In the Tropics, droughts will increase in intensity and frequency in the future. Nevertheless, how tropical forests will respond to such disturbances remains uncertain. Understanding the drivers and mechanisms of drought resilience is crucial to foresee the dynamics of these forests and to design climate-smart forest management strategies.
Tropical forests play an essential role in global biodiversity conservation and climate change mitigation. Besides, 1.2–1.5 billion people rely directly on them either because they live in there, or they make their living on tropical forest-based activities. Thus, tropical forest conservation is imperative. Nonetheless, they are exposed to substantial land-use pressures. Over half of the world’s tropical forests are secondary forests recovering from disturbances such as logging, cultivation, ranching, or wildfires. Also, large-scale natural disturbances, such as droughts, affect both old-growth forests and secondary forests. Droughts are becoming more intense and frequent in the Tropics. Worryingly, our understanding of drought effects on tropical forests is limited and almost non-existent for secondary forests. Hence, the current research project focuses on the drought resilience of tropical forests, which is the ability of such forests to withstand and recover from droughts.
Tropical forests cover 17 million km² wolrdwide and grow in environmentally very different areas. The most significant contrast they are subject to are rainfall regimes, as they lead to (at least) two strikingly different biomes: dry and wet tropical forests. These forests not only differ in their appearance but also in their structure, biodiversity, and ecosystem functioning (SBEF). On a smaller scale, disturbance regimes generate differences between forest stands. Even within an environmentally-homogeneous area, land use (for instance, for cattle ranching or cultivation) generates a mosaic of forest patches that also strikingly differ in their SBEF. Thus, climate and disturbance generate a gradient of conditions that drive the SBEF of tropical forests. SBEF seems to determine how forests cope with droughts. Therefore, drought resilience is likely to differ within this so-called climate-successional gradient.
In order to gain a general vision of how SBEF relates to drought resilience, it is mandatory to study drought resilience in as many climatic-successional conditions as possible. This project will take advantage of two of the most extensive datasets of dry and wet tropical forest dynamics available up to date (dry: Nizanda; wet: Chajul; both in southern Mexico). This information will allow us to determine what a drought is for each of these systems, how forests do when they face drought, and what are the mechanisms involved in drought-coping strategies.
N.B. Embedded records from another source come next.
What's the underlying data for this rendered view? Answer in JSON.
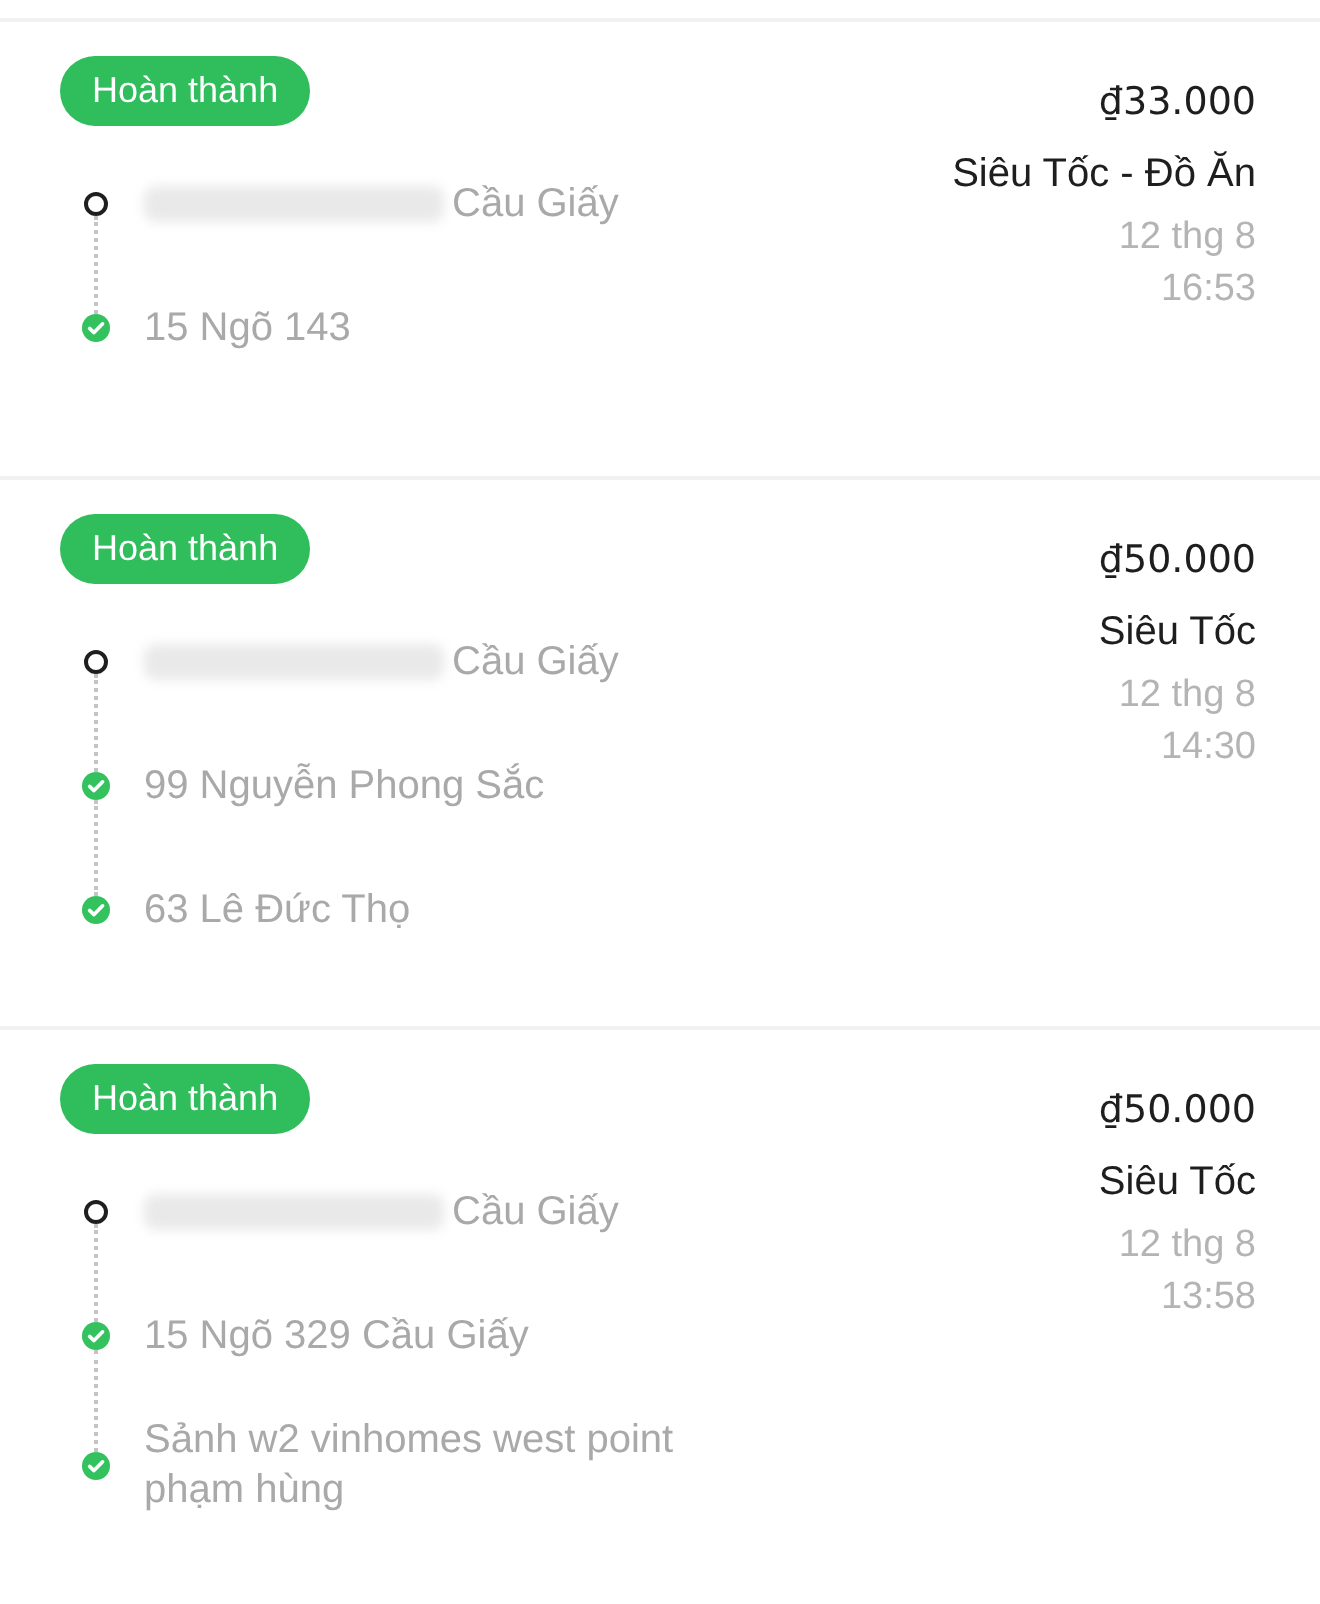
{
  "orders": [
    {
      "status": "Hoàn thành",
      "stops": [
        {
          "kind": "origin",
          "redacted": true,
          "text": "Cầu Giấy"
        },
        {
          "kind": "dropoff",
          "redacted": false,
          "text": "15 Ngõ 143"
        }
      ],
      "price": "₫33.000",
      "service": "Siêu Tốc - Đồ Ăn",
      "date": "12 thg 8",
      "time": "16:53"
    },
    {
      "status": "Hoàn thành",
      "stops": [
        {
          "kind": "origin",
          "redacted": true,
          "text": "Cầu Giấy"
        },
        {
          "kind": "dropoff",
          "redacted": false,
          "text": "99 Nguyễn Phong Sắc"
        },
        {
          "kind": "dropoff",
          "redacted": false,
          "text": "63 Lê Đức Thọ"
        }
      ],
      "price": "₫50.000",
      "service": "Siêu Tốc",
      "date": "12 thg 8",
      "time": "14:30"
    },
    {
      "status": "Hoàn thành",
      "stops": [
        {
          "kind": "origin",
          "redacted": true,
          "text": "Cầu Giấy"
        },
        {
          "kind": "dropoff",
          "redacted": false,
          "text": "15 Ngõ 329 Cầu Giấy"
        },
        {
          "kind": "dropoff",
          "redacted": false,
          "text": "Sảnh w2 vinhomes west point phạm hùng"
        }
      ],
      "price": "₫50.000",
      "service": "Siêu Tốc",
      "date": "12 thg 8",
      "time": "13:58"
    }
  ]
}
The project will look into the last 20 years of forest dynamics and will provide insight into how forests will behave in the coming years in the face of a changing environment.
This research is part of the following Frameworks: